“Proximity to Realism”

After about six (6) months listening to the Kassandra 2 SLE, I thought I already knew that DAC’s performance in my audio system. I played back my favorite red book resolution track from (Ms) Kit Chan (a famous Singapore Diva) {New Century Workshop} that I also used for my analogue sources’ reviews and comparison (read them at Mono & Stereo), and I found myself emotionally affected and even tearing. It was as if my digital audio system had disappeared. I did not hear ‘digital characteristics’ in the presentation but just her singing and emotions that she poured in. Technically or in audiophile terminology, I would say that there was freedom of expression in the audible frequencies bandwidths.

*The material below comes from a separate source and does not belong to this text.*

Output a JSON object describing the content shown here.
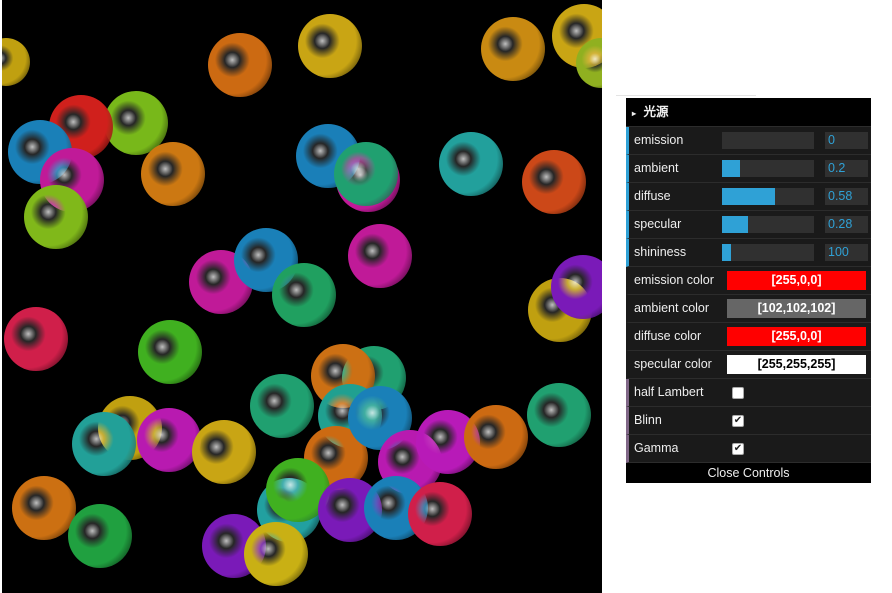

To further highlight the above, I played the redbook resolution track by The Yuri Honing Trio, “Walking On The Moon” from the album Musik wie von einem anderen Stern (Manger Products). Here, the saxophone was given that transient that included the ‘sudden explosive’ kind, with accompanied transfer of energy from the mid to high frequencies that would hit any listener (by surprise, even).

The drum and bass were ‘kicking ass’ (an expression) at the mid low to low frequencies that shook the concrete foundation and ceiling of my audio den. I was not playing that loud (around 88 dB peak) with the track to achieve that clean wave of low frequencies.

Next, I played another track from the same album, “Jazz Variants” by The O-zone Percussion Group to check how the DAC hold up against a presentation of a much bigger group of musicians and with lots of dynamism and attacks. I was not disappointed because I received similar details, quality and characteristics in the presentation for the musicians here as in smaller group. The listener got to enjoy the space and play, by each musician in the presentation.

The Kassandra 2 SLE was able to afford great spacing among the musicians thus presented a grand soundstage and soundscape for the presentation.

Another note here was that the energy, dynamic and out pouring of wave after waves of low frequencies in the presentation were fullercompare to the other DACs that came my way.

In addition, the Kassandra 2 SLE has given me the impression that it was always in control and has a tight grip over the the entire spectrum of the musical presentation, as if intended by the director or recording engineer, as I discovered from the track, Trittico” of the album HDCD Sampler (RR 53 CD Reference Recordings).

The Damage…

Nowadays, audio components have the price tag like most luxurious items, even approximating a sport car, yacht and so on. I would not debate on the question of whether the Kassandra 2 SLE worth it’s asking price. I have to admit that many would not get the opportunity to find out either.

I have a number of visiting audiophile that came into my audio den that have agreed with me that the Kassandra 2 SLE was so special that it was comparable in performance with the top analogue sources in my audio system. I could assured you that it was not an easy statement to write and surely not one to digest especially to an “analogue first audiophile”.

Therefore, it brought me great pleasure (and with a humbled heart) to announced that the Kassandra 2 SLE DAC as the Ultimate Digital Component of Analogue Fellowship 2016-2017.

Finally, where is my cheque book? I am KEEPING KASSANDRA 2 SLE DAC!